What you will do
Show each line of the data below that has the string "Berlin" in it.

┌─ Data for analysis

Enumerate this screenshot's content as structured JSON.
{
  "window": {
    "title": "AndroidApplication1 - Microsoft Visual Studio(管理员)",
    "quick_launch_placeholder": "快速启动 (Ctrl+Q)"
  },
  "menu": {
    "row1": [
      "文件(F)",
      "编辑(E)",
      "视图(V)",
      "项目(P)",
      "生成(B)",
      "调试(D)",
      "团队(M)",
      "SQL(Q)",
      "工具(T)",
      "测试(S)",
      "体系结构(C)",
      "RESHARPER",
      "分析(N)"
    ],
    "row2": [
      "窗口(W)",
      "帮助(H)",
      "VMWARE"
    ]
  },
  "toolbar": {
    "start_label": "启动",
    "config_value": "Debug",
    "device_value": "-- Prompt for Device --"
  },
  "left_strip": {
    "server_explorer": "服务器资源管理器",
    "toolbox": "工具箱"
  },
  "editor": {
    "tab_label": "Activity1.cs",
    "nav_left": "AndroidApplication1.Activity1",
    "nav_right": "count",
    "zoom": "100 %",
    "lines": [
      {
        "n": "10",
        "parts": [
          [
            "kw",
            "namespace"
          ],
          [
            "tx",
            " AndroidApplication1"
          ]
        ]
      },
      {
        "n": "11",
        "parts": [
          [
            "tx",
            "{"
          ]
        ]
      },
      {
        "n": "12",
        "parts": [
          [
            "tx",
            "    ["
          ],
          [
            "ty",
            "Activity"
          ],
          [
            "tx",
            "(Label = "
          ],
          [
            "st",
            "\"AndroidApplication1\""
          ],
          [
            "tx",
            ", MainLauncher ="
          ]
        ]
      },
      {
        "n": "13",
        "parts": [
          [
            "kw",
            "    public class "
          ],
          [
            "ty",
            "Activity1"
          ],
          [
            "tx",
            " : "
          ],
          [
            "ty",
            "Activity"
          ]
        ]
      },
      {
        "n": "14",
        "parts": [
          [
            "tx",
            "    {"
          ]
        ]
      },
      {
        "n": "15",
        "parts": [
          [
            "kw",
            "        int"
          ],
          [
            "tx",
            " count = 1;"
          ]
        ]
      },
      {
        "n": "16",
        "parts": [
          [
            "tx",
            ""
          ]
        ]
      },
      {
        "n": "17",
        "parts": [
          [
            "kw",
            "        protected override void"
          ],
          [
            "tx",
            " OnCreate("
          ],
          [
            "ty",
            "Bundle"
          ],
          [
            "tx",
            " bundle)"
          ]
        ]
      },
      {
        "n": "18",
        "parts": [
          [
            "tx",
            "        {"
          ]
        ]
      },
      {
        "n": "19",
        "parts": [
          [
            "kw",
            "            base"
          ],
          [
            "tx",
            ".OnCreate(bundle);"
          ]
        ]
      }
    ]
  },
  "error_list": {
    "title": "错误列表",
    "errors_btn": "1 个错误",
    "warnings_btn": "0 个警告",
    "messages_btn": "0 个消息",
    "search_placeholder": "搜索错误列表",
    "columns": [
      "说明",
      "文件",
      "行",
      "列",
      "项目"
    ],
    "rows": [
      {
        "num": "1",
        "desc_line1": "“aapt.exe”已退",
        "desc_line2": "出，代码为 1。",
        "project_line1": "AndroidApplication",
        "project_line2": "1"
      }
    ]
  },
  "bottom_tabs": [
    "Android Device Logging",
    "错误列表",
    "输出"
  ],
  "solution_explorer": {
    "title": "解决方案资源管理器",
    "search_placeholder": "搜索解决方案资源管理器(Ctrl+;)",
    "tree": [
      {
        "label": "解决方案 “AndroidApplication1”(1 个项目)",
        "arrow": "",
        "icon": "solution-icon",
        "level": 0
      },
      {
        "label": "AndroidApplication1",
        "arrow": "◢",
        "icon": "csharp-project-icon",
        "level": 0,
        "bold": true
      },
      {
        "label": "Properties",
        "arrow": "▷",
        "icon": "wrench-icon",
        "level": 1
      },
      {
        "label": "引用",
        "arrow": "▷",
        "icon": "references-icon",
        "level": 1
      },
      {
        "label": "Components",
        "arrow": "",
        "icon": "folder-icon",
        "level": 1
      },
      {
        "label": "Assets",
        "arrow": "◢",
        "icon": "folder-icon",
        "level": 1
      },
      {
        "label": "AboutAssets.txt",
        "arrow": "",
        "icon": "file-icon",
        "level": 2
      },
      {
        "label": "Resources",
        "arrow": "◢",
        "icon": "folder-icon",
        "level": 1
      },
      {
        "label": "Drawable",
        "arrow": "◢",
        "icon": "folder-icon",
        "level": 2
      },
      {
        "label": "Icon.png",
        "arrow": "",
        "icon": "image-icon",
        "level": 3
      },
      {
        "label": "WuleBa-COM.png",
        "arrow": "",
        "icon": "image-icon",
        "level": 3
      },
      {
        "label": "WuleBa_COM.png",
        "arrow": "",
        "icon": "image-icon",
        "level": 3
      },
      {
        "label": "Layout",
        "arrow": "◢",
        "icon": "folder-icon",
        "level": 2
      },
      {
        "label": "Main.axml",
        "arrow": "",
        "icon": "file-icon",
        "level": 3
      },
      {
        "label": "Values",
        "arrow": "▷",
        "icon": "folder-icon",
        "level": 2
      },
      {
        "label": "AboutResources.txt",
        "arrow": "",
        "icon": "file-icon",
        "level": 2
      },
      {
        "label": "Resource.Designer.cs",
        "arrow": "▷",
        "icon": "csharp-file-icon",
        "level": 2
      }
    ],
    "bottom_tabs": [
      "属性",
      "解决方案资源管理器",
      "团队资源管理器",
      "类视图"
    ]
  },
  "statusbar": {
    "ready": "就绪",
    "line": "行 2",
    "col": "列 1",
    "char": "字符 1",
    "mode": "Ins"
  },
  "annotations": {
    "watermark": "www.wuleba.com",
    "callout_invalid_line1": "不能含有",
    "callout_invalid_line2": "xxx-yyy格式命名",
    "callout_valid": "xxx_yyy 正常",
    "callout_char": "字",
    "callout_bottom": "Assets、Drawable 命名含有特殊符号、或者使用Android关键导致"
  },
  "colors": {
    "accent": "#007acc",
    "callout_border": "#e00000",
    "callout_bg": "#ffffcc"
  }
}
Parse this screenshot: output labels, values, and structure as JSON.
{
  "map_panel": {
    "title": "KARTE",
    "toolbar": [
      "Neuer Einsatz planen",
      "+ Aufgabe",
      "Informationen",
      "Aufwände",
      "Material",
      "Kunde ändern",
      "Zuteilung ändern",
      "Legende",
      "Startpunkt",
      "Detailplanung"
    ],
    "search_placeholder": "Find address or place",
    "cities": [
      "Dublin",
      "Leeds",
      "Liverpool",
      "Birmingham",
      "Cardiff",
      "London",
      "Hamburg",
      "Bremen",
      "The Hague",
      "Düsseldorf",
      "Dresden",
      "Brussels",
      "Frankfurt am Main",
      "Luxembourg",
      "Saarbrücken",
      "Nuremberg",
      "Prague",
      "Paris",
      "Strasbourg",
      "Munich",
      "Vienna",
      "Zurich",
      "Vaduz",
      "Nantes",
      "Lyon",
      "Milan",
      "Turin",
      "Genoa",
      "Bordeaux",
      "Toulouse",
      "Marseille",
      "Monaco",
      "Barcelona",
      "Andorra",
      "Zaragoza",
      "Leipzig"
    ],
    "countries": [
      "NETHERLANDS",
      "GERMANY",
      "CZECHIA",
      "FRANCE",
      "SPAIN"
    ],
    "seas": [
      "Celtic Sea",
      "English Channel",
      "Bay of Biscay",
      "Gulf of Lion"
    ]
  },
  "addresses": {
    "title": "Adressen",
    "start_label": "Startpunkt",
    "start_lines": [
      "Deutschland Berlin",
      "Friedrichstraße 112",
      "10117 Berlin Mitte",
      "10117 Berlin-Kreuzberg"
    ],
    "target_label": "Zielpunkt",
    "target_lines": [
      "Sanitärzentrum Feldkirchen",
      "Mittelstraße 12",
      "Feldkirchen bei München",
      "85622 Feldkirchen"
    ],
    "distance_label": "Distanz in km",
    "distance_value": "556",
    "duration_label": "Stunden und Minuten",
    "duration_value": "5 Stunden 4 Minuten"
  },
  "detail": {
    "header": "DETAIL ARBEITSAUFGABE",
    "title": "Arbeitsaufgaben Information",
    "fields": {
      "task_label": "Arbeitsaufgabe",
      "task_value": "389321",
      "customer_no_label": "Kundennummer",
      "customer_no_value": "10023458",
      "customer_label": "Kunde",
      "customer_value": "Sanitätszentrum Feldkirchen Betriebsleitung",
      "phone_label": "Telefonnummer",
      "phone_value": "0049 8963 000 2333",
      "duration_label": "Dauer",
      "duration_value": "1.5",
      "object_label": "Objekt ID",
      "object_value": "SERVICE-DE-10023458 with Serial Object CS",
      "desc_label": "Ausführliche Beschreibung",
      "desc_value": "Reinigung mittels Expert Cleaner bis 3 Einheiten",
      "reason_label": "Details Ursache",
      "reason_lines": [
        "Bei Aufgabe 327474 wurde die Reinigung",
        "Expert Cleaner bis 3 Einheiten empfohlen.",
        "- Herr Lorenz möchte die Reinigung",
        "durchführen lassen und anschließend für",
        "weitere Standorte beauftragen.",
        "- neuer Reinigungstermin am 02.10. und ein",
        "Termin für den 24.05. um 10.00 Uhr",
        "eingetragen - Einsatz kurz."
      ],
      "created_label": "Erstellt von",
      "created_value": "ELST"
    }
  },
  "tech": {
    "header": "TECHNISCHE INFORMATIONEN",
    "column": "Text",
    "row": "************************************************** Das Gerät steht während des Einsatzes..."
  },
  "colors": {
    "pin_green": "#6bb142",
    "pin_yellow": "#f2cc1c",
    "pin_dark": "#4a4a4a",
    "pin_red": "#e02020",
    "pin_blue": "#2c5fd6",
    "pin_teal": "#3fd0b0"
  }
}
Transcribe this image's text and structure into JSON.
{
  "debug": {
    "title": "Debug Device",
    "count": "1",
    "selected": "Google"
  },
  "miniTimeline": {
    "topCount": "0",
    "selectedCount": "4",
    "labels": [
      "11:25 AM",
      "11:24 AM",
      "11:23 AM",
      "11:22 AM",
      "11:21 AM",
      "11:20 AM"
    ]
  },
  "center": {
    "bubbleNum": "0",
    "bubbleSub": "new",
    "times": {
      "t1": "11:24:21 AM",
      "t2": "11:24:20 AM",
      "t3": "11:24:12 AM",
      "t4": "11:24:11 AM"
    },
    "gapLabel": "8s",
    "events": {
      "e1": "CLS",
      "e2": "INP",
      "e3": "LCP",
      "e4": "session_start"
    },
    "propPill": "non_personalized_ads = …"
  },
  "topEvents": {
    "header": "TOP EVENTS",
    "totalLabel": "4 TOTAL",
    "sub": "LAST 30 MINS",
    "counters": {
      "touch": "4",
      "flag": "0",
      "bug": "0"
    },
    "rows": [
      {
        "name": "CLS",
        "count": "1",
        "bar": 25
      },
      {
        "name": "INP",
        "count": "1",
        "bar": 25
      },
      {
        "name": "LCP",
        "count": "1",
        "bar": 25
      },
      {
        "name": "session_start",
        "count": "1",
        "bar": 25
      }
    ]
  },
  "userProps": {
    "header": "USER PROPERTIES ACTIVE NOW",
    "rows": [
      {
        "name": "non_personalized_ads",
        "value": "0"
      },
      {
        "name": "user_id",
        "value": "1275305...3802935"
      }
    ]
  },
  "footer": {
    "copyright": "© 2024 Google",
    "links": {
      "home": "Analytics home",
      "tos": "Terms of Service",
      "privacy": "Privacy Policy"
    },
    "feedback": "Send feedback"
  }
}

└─

Finished exercise
      "Deutschland Berlin",
      "10117 Berlin Mitte",
      "10117 Berlin-Kreuzberg"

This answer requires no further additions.